The emotional toll of a crisis is unique to each individual, as is the need to discuss the issues that may surface. There are a number of ways you can help others restore emotional well being and a sense of control following a traumatic experience, including the following:

  • Listen. Simply acknowledging feelings is important. Allow room for people to have their feelings, even as you try to reassure them.
  • Allow for the expression of emotions. Provide a safe and quiet environment to discuss feelings and thoughts.
  • Encourage others to give themselves time to heal, to mourn the losses and to be patient with changes in their emotional state.
  • Help others communicate their experience in ways that feel comfortable to them - such as by talking with family or close friends, or keeping a diary.

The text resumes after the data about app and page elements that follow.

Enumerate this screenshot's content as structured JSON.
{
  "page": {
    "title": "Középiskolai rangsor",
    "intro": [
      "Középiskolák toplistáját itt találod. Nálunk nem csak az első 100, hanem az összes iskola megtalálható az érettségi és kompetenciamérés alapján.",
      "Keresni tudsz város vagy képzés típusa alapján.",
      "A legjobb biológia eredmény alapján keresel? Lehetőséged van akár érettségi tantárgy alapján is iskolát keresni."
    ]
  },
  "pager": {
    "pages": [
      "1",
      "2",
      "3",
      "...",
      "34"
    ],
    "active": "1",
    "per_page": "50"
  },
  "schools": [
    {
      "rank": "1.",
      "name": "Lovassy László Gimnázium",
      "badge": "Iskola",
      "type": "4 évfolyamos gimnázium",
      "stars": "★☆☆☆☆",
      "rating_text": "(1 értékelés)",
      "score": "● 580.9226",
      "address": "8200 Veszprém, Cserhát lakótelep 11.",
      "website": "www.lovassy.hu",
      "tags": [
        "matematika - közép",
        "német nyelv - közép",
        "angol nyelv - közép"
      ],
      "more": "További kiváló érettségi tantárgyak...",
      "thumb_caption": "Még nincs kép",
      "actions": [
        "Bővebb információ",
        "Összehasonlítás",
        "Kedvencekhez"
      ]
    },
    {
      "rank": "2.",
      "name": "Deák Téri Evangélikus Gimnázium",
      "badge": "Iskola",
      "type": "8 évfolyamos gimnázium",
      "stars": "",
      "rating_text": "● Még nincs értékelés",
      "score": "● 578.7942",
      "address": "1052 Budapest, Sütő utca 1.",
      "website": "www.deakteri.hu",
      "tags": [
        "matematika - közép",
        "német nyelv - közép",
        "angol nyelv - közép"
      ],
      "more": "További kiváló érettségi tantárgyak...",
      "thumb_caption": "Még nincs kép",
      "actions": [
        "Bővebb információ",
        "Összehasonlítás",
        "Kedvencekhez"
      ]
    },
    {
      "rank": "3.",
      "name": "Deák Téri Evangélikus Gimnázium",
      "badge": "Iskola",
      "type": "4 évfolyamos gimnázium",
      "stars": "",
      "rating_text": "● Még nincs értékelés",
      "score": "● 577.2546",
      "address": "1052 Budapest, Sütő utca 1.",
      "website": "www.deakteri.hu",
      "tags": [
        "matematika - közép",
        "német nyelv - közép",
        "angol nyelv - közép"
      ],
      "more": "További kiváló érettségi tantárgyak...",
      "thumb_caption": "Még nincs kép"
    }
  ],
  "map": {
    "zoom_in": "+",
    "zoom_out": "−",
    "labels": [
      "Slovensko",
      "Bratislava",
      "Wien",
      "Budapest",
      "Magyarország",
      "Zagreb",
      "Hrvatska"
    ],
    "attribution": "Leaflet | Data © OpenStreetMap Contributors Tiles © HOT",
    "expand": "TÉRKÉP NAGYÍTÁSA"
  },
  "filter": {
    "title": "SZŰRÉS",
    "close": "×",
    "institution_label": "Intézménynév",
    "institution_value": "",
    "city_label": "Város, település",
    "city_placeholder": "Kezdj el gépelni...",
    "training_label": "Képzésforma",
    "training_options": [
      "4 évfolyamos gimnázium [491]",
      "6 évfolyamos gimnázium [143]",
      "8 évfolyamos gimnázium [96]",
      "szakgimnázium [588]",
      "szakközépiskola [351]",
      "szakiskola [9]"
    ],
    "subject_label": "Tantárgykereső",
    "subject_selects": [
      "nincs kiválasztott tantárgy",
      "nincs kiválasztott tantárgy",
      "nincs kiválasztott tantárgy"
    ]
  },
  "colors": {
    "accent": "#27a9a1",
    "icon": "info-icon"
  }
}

  • Be accepting of your own feelings and reactions, as well as those of others.
  • Follow-up. Arrange to meet or call the person again. This demonstrates concern and understanding for their emotional pain.
  • To be helpful to others, you need to take care of yourself. Make time for yourself and try to maintain a balance between being supportive to others and yourself.
  • Remember healing from a loss takes time and can not be "fixed with a quick remedy." Sometimes your intervention will not be able to make someone feel better right away. Be prepared for this and don't take it as a comment on your helping skills.

Last Updated: 10/2/08